"I love Jenell Williams Paris's suggestion that we not stuff anyone into any identity box other than the one for those Jesus calls beloved. It's exceedingly hard to say a fresh word on these matters. Paris has done so with wisdom and gentleness."
—Jason Byassee, executive director of leadership education, Duke Divinity School
"Jenell Paris has produced a provocative and astute diagnosis of our situation in the US: living in 'an oversexualized culture with an undersexualized spirituality.' She refuses to argue in broad generalizations and to remain content with the polarized categories that Christian reflections on sex and sexuality so often produce. As a Christian cultural anthropologist she digs below the surface and brings a sophisticated interpretation of the cultural complexity of our sexual lives. Her most piercing contribution is in challenging the 'sexual identity framework' itself that traps both Christian and non-Christian reflection on sexuality. She exposes just how paralyzed Christians become by the categories borrowed from the cultural waters we swim in, particularly the socially constructed and historically recent categories of 'heterosexual' and 'homosexual.' As someone who describes herself as a 'sex only within marriage between a man and a woman' kind of Christian, Dr. Paris's insights will surprise and challenge readers from seemingly incompatible perspectives on these issues. She is consistently gracious, but definitely not nice."
—Jamie Gates, M.Div., Ph.D., cultural anthropologist and director of the Center for Justice and Reconciliation at Point Loma Nazarene University
"God gave us genitals, but he didn't stop there.
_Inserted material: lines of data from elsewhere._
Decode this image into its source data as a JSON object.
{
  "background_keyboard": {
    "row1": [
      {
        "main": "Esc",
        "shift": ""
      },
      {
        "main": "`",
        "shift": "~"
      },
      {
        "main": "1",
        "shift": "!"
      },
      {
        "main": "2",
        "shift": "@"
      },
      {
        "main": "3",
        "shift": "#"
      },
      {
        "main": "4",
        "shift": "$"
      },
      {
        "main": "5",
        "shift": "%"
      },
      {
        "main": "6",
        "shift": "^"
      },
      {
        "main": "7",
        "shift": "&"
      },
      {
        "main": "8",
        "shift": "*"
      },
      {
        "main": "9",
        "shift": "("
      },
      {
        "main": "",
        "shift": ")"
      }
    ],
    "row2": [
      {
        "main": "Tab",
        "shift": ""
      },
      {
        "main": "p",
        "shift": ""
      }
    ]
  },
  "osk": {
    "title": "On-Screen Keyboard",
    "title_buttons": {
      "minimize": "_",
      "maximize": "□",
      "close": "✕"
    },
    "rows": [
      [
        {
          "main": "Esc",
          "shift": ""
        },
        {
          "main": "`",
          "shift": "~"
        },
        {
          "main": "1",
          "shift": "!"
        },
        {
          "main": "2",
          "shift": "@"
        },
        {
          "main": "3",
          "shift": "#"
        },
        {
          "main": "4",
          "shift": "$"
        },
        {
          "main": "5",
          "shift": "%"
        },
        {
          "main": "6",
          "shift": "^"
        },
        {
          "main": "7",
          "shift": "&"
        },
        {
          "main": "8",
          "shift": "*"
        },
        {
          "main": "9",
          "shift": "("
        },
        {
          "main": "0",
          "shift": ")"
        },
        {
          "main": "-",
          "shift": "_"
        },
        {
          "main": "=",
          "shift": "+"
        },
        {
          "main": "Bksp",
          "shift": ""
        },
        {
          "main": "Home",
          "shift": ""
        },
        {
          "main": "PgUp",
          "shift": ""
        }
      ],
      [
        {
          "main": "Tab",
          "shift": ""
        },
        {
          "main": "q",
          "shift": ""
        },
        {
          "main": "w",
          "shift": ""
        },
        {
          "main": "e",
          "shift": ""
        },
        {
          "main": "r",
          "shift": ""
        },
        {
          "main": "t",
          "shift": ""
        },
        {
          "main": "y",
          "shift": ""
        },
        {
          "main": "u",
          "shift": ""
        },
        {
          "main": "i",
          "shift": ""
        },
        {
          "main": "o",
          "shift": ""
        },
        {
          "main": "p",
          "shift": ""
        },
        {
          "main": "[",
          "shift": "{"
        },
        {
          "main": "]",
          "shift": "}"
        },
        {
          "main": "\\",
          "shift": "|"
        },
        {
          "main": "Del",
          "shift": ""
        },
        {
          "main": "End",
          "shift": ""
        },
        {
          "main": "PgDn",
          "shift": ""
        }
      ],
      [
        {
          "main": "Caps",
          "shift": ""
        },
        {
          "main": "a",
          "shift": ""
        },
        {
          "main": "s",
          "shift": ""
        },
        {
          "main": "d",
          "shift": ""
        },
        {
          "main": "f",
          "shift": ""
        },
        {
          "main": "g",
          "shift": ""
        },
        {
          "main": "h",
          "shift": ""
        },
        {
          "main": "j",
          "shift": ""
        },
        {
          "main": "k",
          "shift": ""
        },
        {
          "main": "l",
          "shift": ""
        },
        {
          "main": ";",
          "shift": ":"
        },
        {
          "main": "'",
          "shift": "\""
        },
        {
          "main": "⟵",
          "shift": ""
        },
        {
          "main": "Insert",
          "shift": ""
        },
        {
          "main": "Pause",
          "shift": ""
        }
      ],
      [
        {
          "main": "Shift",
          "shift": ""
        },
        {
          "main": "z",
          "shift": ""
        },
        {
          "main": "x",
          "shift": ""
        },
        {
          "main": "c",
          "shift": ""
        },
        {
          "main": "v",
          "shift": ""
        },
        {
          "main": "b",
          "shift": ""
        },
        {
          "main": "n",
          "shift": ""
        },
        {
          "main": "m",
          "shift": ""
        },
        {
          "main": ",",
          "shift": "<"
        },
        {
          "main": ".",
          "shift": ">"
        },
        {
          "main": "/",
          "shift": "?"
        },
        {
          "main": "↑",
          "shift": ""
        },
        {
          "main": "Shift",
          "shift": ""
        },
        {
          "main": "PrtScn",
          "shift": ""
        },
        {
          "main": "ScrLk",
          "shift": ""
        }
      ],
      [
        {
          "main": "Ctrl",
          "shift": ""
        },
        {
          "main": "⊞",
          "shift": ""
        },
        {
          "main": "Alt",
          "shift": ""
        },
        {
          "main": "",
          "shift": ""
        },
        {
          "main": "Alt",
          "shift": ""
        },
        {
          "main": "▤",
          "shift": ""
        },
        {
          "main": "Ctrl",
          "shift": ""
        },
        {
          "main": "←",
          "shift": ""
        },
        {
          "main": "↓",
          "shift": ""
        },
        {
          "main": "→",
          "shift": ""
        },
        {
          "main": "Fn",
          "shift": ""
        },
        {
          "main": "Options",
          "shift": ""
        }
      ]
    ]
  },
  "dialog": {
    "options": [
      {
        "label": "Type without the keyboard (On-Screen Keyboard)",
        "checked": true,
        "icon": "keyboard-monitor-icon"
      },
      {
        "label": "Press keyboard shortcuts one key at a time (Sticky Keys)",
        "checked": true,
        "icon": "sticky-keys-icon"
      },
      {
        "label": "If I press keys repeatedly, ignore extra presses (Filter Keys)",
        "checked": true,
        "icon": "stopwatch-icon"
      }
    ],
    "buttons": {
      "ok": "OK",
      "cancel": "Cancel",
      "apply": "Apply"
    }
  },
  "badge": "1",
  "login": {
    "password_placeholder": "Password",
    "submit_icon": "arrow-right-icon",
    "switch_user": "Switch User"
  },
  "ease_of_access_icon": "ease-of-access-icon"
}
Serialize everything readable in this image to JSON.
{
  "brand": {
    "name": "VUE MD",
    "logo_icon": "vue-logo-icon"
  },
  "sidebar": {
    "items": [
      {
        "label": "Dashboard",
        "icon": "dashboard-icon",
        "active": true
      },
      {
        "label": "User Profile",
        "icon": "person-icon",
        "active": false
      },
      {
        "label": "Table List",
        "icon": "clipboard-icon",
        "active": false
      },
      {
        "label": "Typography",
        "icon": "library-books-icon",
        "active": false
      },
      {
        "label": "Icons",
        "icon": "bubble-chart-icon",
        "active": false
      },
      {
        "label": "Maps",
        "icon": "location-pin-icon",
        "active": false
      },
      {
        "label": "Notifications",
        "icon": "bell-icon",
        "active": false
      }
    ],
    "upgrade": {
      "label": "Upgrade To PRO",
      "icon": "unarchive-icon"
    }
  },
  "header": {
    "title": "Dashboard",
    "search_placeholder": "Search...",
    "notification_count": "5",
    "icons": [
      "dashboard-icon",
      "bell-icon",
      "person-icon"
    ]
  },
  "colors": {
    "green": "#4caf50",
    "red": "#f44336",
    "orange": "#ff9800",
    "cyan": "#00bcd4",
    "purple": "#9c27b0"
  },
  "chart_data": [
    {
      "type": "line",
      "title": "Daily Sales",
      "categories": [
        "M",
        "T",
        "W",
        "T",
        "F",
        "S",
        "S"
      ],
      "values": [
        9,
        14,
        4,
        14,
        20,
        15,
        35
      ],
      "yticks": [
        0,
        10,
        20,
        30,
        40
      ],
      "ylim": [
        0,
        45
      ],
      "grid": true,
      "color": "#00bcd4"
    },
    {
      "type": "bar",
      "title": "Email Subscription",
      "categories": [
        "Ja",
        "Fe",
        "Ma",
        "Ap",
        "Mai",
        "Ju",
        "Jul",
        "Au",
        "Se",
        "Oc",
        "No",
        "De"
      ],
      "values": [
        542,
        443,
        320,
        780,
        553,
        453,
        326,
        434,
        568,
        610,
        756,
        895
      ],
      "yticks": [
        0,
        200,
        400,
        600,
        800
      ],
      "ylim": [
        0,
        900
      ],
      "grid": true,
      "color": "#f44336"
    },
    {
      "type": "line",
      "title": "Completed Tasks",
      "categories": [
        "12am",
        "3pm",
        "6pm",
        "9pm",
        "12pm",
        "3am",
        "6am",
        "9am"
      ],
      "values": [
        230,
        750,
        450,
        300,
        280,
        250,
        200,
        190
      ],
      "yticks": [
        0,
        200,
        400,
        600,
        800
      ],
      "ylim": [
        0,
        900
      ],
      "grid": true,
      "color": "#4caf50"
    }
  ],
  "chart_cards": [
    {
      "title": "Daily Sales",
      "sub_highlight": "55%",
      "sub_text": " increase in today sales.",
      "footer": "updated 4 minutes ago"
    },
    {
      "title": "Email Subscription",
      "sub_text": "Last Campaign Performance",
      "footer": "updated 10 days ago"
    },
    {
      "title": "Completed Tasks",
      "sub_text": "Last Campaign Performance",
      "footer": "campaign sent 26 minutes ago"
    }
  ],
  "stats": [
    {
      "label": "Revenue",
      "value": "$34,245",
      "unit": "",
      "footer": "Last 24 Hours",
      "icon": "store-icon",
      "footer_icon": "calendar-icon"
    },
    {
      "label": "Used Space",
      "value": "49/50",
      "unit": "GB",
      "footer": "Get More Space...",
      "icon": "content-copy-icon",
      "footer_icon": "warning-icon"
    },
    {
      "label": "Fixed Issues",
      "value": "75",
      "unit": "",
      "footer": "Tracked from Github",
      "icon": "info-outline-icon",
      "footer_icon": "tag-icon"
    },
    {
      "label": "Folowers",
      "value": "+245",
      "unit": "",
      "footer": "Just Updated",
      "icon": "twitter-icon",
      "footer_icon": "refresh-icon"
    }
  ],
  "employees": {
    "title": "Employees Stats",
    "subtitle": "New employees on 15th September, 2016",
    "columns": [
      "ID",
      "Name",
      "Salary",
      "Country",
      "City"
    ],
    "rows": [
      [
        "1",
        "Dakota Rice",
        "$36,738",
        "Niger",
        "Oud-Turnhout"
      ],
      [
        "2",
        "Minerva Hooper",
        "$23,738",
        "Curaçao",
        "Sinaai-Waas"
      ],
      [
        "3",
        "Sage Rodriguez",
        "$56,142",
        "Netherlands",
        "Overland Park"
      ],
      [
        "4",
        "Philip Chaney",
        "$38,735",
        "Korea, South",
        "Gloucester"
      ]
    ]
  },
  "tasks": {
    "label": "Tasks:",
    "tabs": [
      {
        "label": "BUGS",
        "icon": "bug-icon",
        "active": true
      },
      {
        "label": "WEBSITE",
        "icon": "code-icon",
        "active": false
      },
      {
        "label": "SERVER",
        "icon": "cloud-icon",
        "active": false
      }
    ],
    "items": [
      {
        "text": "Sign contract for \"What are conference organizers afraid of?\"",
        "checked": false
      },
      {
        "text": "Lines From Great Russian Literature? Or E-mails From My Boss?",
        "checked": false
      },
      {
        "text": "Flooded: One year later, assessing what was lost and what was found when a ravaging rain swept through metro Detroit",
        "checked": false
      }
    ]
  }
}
He made us human. What does that mean? And what is love of neighbor? What is a welcoming church? What are strengths of celibacy when supported by Christian community? Not just scholarly but also painfully and hilariously personal, this book shatters stereotypes for the sake of the kingdom."
—Miriam Adeney, professor, Seattle Pacific University, and author of Kingdom Without Borders
"This is a great book . . . Paris uses world history, culture, story, Scripture, thorough research and personal opinion to educate and challenge us to grow in our biblical worldview on sexuality, our compassion for individual differences and struggles, and encourages us to cease using what she calls a "sexual identity framework" to define who we are. She does all this and yet calls us to sexual holiness and repentance. I do hope you will read it!"
—Kent Miller, YouthWorker Journal, May/June 2011
With an ironic smile, The End of Sexual Identity attempts to perform reparative therapy on the church, so that she will convert from her cultural orientation back to the biblical one where humans are regarded as just humans-not reduced to their sexual deeds and desires. Paris shows that the sexual identity framework was not dropped on earth by some divine skyhook; we're better off without this newfangled invention. Hers is a prophetic call for the church to get over its heterosexist moral superiority and get on with its business of shepherding all persons toward sexual holiness.
—Christopher Benson, Christianity Today Online, July 2012